**EXERCISE INPUTS**
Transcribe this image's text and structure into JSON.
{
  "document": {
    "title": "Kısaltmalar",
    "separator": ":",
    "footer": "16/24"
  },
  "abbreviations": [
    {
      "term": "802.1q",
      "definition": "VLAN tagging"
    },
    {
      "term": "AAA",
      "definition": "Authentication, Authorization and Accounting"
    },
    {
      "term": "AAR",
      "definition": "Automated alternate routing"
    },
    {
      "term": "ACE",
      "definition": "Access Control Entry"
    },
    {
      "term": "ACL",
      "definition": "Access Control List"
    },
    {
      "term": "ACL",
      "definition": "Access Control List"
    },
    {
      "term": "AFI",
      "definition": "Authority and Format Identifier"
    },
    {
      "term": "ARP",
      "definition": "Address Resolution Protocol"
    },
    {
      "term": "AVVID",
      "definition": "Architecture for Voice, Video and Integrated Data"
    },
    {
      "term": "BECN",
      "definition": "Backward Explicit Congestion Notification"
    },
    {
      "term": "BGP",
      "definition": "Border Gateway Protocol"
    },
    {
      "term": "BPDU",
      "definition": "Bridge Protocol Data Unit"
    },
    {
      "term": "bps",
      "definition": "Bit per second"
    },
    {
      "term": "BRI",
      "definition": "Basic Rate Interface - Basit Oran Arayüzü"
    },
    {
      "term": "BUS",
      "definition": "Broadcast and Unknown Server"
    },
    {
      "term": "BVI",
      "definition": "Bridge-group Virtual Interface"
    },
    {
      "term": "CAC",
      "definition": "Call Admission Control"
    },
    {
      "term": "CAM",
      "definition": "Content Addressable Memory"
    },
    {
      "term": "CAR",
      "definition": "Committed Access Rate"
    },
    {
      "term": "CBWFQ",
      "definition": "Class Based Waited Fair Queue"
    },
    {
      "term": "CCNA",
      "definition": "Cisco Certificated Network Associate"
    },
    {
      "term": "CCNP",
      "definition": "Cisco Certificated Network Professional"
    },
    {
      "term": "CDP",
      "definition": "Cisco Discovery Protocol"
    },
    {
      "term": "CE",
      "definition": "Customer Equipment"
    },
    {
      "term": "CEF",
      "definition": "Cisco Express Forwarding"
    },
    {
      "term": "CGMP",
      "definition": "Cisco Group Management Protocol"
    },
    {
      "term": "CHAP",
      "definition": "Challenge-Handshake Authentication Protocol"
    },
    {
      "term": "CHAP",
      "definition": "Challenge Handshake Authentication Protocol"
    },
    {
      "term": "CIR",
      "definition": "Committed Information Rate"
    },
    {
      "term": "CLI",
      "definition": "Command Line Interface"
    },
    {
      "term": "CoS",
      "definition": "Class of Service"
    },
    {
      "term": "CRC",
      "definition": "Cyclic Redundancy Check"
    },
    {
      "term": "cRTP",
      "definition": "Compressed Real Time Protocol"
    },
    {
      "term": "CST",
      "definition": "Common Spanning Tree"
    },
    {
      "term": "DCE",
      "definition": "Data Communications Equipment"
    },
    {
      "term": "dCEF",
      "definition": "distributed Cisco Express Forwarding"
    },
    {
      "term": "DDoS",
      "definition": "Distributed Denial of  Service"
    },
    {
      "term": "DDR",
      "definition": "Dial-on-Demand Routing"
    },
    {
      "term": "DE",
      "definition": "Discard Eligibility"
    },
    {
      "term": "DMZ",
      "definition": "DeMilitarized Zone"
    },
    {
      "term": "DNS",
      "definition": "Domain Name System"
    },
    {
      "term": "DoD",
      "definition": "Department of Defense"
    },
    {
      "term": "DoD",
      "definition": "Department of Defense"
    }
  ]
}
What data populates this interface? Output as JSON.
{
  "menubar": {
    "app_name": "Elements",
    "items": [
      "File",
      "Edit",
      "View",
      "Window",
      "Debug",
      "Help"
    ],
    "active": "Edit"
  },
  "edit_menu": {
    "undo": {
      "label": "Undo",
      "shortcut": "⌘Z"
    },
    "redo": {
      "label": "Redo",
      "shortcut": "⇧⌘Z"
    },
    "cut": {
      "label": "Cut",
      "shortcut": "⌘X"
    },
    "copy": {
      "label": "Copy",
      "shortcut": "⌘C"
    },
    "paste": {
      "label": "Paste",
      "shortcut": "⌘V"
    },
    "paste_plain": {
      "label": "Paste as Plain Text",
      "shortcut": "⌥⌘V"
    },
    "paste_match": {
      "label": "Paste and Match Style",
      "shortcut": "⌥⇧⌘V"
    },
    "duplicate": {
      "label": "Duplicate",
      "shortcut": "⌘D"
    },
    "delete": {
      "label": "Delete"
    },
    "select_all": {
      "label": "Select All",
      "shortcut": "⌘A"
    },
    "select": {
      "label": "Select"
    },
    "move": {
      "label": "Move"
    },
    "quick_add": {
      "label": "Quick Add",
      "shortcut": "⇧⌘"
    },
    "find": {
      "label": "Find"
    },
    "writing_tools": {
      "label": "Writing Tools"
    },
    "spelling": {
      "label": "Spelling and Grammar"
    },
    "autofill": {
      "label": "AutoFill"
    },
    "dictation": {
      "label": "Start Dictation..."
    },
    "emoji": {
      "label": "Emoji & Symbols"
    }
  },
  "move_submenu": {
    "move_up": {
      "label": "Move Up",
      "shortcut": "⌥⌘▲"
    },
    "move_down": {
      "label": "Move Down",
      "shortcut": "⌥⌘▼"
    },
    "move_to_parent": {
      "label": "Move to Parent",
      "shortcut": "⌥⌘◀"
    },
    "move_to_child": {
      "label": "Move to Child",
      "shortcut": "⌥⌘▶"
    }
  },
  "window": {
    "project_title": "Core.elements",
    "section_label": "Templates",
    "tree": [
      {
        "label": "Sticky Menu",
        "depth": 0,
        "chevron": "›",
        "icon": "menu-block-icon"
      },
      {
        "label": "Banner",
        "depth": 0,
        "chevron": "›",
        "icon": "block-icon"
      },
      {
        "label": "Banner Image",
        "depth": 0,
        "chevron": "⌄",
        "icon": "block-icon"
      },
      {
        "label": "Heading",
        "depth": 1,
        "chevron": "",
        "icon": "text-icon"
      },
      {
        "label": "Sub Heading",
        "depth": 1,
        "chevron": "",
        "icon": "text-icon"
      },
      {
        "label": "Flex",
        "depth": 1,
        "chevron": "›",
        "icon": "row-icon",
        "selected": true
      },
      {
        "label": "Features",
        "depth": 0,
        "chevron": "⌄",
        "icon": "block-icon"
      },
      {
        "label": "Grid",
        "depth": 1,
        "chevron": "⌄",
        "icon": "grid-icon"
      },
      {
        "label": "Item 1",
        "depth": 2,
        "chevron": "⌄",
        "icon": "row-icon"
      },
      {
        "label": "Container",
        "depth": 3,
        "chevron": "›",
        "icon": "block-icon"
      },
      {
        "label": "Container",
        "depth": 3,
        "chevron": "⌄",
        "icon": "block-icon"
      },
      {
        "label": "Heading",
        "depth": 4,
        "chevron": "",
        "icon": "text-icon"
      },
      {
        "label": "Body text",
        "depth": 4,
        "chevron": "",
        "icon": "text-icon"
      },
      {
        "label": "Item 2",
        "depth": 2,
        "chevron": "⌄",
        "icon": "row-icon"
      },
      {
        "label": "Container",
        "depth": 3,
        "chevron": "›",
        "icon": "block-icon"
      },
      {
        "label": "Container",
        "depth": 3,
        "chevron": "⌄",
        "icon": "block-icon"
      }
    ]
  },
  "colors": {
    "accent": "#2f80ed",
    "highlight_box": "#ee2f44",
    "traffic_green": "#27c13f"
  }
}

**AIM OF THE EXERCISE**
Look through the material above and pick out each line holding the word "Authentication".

**RESULT FOR THIS EXERCISE**
      "definition": "Authentication, Authorization and Accounting"
      "definition": "Challenge-Handshake Authentication Protocol"
      "definition": "Challenge Handshake Authentication Protocol"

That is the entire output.